New Zealand is now among the first countries to give paid leave to victims of domestic violence so they can escape their partners.

Lawmakers from across the political divide in the South Pacific nation's parliament clapped when the Domestic Violence Victims' Protection Bill passed by 63 votes to 57.

The move is expected to ease rates of domestic violence which are among the highest in the developed world with police dealing with around 120,000 incidents a year.

Green MP Jan Logie, who was behind the initiative, said the bill was about "changing the cultural norms and saying 'we all have a stake in this and it's not OK,'" The Guardian reported.

Starting from April 2019, victims of domestic violence can get 10 days paid leave from work separate from annual leave and sick leave entitlements.

They will also have access to flexible work conditions to make sure they are safe, including changing their workplace, email address and having their contact details removed from company databases so they cannot be tracked by ex-partners.

Logie said: "I'm beyond delighted to see this law finally become a reality. This is a win for victims, a win for employers and a win for society," reported.

Ang Jury, the chief executive of domestic violence charity Women's Refuge, said the bill would help partners protect themselves and their children.

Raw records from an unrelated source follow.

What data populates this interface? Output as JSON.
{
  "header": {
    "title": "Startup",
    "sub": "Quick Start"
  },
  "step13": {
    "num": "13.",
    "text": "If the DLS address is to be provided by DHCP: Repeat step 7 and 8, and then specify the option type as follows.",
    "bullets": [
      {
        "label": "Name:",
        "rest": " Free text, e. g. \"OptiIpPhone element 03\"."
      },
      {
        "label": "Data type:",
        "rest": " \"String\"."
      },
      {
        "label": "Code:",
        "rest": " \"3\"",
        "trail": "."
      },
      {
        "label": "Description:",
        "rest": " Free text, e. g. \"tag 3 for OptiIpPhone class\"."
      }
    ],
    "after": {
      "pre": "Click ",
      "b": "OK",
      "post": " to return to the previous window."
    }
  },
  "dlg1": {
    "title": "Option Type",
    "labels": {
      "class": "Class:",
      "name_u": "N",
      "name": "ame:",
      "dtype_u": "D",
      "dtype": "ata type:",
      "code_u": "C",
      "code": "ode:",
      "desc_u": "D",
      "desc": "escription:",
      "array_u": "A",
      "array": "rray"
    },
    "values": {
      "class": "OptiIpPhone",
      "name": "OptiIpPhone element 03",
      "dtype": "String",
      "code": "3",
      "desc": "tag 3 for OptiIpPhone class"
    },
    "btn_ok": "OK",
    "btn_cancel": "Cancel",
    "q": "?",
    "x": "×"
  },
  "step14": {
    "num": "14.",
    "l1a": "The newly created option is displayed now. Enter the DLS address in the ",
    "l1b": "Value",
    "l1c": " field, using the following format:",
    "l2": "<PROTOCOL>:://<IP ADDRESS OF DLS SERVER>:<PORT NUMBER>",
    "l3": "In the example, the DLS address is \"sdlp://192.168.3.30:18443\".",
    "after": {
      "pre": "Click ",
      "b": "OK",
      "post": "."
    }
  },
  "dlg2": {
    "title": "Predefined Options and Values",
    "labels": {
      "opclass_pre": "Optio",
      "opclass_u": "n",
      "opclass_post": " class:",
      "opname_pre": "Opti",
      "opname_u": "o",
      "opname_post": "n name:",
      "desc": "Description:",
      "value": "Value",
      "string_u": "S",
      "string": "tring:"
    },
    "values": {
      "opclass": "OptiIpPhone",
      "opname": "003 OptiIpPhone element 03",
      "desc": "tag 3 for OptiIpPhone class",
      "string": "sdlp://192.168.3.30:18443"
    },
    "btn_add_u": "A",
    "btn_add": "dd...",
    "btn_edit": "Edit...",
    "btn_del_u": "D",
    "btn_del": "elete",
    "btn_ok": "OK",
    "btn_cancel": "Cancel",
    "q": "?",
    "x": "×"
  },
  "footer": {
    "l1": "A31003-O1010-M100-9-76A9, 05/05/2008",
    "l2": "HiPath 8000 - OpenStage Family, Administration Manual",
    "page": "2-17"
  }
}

"We know women's economic situation is pivotal to her choices that decides what she can and can't do. If she can retain her job and retain the confidence of her employer, whilst still dealing with domestic issues, then that is great news."

However, New Zealand's National Party said the law could deter employers from hiring victims. The right-of-center party's justice spokesperson Mark Mitchell told Newshub: "Jan Logie's Bill is not going to prevent or stop one domestic violence attack against a woman."

He said that if the government supported the law they should fund it, rather than allow small and medium-size businesses to foot the bill.

New Zealand is not the first country to pass a law to give paid leave to domestic violence victims. In 2004, the Philippines passed a similar measure. In recent years, laws were put in place in a number of Canadian provinces.

Australia's government has said it would legislate for five days' unpaid family violence leave, although unions in the country had been pushing for 10 days, SBS News reported.